*** Block opens ***

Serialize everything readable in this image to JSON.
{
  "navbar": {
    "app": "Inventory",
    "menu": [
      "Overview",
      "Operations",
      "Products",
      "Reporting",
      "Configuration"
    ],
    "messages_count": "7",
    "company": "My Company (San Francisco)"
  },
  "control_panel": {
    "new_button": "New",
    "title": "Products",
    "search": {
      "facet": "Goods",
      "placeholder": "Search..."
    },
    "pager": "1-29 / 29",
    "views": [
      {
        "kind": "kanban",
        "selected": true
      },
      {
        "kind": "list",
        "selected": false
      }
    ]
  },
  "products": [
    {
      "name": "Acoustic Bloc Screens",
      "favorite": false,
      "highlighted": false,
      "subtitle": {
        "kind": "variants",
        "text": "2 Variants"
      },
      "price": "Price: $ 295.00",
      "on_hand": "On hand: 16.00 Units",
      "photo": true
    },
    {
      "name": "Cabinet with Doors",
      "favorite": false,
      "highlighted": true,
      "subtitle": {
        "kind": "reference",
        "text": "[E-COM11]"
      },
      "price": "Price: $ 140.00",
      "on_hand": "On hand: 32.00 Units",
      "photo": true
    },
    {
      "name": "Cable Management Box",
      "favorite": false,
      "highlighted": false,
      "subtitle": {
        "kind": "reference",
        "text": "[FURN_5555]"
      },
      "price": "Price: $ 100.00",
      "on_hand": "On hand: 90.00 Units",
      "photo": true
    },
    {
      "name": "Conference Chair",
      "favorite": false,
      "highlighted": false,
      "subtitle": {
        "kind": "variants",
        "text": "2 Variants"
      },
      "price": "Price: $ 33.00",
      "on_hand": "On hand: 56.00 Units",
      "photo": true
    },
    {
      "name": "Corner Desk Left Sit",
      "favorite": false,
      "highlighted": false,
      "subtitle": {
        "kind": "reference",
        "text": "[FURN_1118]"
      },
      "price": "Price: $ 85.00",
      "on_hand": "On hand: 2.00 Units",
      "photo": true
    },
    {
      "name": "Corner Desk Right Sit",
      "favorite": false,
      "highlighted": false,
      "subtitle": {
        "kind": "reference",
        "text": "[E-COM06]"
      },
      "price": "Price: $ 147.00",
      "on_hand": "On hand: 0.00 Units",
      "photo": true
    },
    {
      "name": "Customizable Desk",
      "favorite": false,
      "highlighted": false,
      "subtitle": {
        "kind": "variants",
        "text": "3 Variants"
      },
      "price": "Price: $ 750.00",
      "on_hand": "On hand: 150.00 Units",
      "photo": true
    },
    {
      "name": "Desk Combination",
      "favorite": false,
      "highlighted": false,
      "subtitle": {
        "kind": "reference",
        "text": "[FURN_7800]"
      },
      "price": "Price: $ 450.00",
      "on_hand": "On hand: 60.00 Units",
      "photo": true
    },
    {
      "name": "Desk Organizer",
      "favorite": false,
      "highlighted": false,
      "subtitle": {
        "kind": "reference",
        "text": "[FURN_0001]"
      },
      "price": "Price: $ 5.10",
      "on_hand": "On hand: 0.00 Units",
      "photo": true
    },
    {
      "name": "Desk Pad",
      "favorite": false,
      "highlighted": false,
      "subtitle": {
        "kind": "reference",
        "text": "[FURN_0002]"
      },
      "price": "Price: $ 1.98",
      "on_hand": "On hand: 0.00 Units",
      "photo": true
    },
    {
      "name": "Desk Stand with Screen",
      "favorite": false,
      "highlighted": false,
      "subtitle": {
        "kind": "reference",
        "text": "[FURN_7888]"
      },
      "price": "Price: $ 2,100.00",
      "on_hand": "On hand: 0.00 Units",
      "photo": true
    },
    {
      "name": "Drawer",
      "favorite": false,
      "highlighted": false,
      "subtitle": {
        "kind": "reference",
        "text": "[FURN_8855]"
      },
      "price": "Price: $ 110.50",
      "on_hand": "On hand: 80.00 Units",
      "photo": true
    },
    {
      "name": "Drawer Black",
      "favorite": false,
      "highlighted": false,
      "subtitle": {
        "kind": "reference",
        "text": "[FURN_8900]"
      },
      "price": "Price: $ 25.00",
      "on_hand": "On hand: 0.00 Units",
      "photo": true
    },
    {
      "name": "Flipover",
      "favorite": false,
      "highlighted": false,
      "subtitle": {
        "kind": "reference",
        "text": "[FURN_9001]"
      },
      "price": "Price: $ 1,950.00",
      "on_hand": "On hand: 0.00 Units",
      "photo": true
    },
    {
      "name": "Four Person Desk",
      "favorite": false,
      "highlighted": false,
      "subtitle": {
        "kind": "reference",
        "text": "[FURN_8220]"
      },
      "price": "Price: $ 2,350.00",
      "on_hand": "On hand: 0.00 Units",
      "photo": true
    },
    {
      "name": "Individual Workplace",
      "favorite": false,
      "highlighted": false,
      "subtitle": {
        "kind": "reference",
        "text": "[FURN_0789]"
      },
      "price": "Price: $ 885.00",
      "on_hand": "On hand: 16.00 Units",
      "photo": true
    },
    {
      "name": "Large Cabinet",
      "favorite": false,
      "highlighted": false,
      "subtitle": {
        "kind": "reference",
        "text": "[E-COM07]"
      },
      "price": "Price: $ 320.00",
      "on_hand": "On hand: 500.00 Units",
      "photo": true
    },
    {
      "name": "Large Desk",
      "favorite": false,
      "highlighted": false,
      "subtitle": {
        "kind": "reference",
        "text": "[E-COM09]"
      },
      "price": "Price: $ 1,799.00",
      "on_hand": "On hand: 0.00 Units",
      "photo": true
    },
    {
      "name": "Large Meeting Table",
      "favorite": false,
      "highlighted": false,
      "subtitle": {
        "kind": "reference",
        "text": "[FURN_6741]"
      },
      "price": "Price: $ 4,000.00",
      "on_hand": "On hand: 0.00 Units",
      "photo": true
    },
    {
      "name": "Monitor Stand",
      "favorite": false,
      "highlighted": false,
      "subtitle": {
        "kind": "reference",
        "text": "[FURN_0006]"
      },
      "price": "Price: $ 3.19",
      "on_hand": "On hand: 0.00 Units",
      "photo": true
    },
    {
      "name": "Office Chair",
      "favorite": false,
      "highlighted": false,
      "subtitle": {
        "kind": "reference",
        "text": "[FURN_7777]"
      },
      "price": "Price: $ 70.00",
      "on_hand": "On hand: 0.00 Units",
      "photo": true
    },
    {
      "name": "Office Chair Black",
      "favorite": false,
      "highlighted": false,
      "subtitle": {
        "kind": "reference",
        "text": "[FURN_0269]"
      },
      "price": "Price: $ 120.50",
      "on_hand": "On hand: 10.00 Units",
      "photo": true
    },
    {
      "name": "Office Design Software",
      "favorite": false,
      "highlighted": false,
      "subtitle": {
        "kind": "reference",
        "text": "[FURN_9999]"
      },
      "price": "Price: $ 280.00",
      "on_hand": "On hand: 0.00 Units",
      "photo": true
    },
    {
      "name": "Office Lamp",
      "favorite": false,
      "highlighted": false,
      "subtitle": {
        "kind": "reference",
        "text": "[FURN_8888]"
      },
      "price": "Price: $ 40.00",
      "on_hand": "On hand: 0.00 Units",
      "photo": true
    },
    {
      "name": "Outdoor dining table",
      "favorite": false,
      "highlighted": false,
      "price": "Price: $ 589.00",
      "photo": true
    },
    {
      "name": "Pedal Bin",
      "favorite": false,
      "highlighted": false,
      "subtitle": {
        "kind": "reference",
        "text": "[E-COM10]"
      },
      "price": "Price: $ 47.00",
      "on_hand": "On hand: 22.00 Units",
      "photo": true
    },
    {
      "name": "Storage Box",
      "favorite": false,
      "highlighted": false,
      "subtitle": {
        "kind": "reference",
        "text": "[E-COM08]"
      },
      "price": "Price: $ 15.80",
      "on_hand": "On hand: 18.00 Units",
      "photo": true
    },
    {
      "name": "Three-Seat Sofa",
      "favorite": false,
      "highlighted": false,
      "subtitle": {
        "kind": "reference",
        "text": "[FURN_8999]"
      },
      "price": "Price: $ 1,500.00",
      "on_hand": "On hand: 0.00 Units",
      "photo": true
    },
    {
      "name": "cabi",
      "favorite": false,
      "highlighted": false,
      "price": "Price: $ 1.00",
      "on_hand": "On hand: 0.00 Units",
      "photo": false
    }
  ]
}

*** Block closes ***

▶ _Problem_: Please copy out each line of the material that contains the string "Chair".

▶ _Result_:
      "name": "Conference Chair",
      "name": "Office Chair",
      "name": "Office Chair Black",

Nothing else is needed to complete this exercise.